GEOSCAN Search Results: Fastlink


TitleHolocene development and sediment transport on the northeastern Grand Banks of Newfoundland
AuthorBarrie, J V; Collins, W T; Segall, M F; Lewis, C F M
SourceGeological Survey of Canada, Open File 1396, 1987, 168 pages, (Open Access)
Documentopen file
Mediapaper; on-line; digital
File formatpdf
ProvinceEastern offshore region
NTS10O; 11B; 11G; 11I; 11J; 11O; 11P; 12A; 12B; 12G; 12H; 1K; 1L; 1M; 1N; 2C; 2D; 2E; 2F
AreaGrand Banks
Lat/Long WENS -60.0000 -48.0000 50.0000 42.0000
Subjectssedimentology; geophysics; geochronology; mineralogy; sediments; boreholes; grab samples; sedimentary facies; lithology; textural analyses; mineralogical analyses; provenance; transgressions; pleistocene; holocene; heavy mineral analyses; sediment transport; sedimentary structures; megaripples; bathymetry; radiocarbon dates; sands; gravels; geophysical surveys; sonar surveys; side-scan sonar; seismic surveys; pebble lithology; garnet; oceanography; Hibernia P-15 Well; Cretaceous; Tertiary; Cambrian; Ordovician; Silurian; Devonian; Precambrian; Paleozoic; Mesozoic
Precision Document Management
174 Trider Crescent, Burnside Industrial Park, Halifax, NS B3B 1R6; Ph. 902-455-5451; Fax. 902-442-4145,
Released1987 03 01; 2011 12 22

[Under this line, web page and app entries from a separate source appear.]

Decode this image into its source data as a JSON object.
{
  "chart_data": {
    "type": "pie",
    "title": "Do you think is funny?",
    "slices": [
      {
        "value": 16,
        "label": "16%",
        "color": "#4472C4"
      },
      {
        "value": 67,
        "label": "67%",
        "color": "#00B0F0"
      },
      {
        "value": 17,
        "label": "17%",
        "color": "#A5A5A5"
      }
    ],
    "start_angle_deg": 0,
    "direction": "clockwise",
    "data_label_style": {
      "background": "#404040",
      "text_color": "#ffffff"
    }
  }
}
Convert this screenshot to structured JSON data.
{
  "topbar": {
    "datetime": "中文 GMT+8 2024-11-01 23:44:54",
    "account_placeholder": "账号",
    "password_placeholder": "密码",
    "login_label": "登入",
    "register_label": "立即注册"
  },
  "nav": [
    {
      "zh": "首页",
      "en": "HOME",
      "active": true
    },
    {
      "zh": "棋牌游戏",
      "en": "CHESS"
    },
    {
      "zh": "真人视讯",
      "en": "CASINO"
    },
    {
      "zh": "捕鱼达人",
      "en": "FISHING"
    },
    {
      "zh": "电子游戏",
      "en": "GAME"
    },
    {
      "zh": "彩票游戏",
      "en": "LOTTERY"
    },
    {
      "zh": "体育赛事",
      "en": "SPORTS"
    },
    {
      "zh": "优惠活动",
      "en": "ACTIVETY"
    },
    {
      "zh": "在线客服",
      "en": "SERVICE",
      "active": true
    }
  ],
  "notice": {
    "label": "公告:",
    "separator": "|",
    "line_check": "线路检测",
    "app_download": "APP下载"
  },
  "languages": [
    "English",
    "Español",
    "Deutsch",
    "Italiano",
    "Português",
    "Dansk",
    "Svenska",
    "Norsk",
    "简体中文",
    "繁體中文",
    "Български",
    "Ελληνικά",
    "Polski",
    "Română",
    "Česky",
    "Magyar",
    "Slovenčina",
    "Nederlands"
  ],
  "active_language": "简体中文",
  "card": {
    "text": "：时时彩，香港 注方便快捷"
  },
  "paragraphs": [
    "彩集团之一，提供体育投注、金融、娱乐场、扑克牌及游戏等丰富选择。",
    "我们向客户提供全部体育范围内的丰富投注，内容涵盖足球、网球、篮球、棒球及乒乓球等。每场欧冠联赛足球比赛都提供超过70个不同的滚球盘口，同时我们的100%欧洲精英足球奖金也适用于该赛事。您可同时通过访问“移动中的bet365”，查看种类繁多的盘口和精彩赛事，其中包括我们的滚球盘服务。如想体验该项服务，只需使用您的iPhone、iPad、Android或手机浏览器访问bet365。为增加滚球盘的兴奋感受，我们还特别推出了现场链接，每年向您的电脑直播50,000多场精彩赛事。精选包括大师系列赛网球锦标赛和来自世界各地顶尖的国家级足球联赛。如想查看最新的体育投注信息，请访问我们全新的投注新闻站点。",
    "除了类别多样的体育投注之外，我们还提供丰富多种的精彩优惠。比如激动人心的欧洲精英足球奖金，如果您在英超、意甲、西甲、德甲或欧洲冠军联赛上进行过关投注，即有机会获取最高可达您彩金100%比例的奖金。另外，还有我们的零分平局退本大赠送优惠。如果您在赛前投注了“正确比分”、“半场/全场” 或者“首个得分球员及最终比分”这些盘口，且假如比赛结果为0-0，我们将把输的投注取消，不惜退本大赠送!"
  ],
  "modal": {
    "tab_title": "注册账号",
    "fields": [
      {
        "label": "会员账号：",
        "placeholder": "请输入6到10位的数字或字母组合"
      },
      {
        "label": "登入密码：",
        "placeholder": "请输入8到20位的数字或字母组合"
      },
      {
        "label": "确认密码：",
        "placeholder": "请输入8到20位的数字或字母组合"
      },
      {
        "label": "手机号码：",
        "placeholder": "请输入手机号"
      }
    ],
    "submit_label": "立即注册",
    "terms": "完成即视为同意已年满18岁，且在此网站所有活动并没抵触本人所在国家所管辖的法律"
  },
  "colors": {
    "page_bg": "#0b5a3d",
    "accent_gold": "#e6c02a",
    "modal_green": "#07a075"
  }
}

AbstractFive sediment facies are recognized for the northeastern Grand Banks of Newfoundland based on sediment and bedform distributions (Barrie et al., 1984). Sediments from grab samples, boreholes and vibrocores obtained in each of these facies were examined for texture, pebble lithology, mineralogy or sands, and quartz-grain surface textures. Results indicate a predominant locdi Tertiary and Cretaceous source of the material with a minor input from ice/iceberg rafting in the deeper shelf edge region. From the late Pleistocene-Holocene transgression to the present, the shelf surficial sediments have been highly reworked resulting in mature sand for wnich the various mineral size components.are hydraulically equivalent. The pretransgression subaerial surface can be laterally traced above -100m, the lowest stand of sea level, by the distinct change in heavy mineralogy from a dominance of garnet to ion hydroxide opaques, the intensity of quartz iron staining, and an increase in silt content. During the winter months, in a water depth of 70 m, the critical threshold of sand transport under oscillatory flow is exceeded up to 70% ot the time. Unidirectional velocities, 0.5 m above the seabed, are generally low with extreme velocities exceeding 0.45 m/sec. Both wave-generated and ocean currents have mean flow directions to the south-southeast. This motion
results in sediment transport in this direction and in the formation and movement of observed oscillation ripples, megaripples and sand waves (parallel to the bathymetric contours). The larger sand ridges also appear to respond to the southeasterly transport as evidenced by increasingly younger c14 dates towards the southeast throughout the ridge. Investigations, including tracer sand studies are presently
underway to quantify the conditions under which these bedforms move.